Dataset excerpts section start

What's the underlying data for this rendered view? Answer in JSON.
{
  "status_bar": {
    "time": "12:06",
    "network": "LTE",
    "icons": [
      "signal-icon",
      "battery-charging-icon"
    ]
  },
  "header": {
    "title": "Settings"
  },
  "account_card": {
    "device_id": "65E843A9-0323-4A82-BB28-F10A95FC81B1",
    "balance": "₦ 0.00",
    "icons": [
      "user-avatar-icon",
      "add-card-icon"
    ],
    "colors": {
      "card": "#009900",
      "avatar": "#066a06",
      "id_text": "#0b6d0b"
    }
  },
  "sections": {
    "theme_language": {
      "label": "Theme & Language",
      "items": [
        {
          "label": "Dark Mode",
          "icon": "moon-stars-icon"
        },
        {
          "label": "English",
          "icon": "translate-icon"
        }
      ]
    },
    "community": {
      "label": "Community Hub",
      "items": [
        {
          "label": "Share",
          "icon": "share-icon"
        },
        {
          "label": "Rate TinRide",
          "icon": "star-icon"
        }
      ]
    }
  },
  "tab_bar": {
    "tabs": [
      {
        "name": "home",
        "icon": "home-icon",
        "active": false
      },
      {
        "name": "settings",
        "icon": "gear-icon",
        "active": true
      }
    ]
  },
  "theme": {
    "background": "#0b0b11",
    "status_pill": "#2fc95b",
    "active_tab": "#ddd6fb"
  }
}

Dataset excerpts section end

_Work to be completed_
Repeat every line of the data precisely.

_Written answer_
What's the underlying data for this rendered view? Answer in JSON.
{
  "status_bar": {
    "time": "12:06",
    "network": "LTE",
    "icons": [
      "signal-icon",
      "battery-charging-icon"
    ]
  },
  "header": {
    "title": "Settings"
  },
  "account_card": {
    "device_id": "65E843A9-0323-4A82-BB28-F10A95FC81B1",
    "balance": "₦ 0.00",
    "icons": [
      "user-avatar-icon",
      "add-card-icon"
    ],
    "colors": {
      "card": "#009900",
      "avatar": "#066a06",
      "id_text": "#0b6d0b"
    }
  },
  "sections": {
    "theme_language": {
      "label": "Theme & Language",
      "items": [
        {
          "label": "Dark Mode",
          "icon": "moon-stars-icon"
        },
        {
          "label": "English",
          "icon": "translate-icon"
        }
      ]
    },
    "community": {
      "label": "Community Hub",
      "items": [
        {
          "label": "Share",
          "icon": "share-icon"
        },
        {
          "label": "Rate TinRide",
          "icon": "star-icon"
        }
      ]
    }
  },
  "tab_bar": {
    "tabs": [
      {
        "name": "home",
        "icon": "home-icon",
        "active": false
      },
      {
        "name": "settings",
        "icon": "gear-icon",
        "active": true
      }
    ]
  },
  "theme": {
    "background": "#0b0b11",
    "status_pill": "#2fc95b",
    "active_tab": "#ddd6fb"
  }
}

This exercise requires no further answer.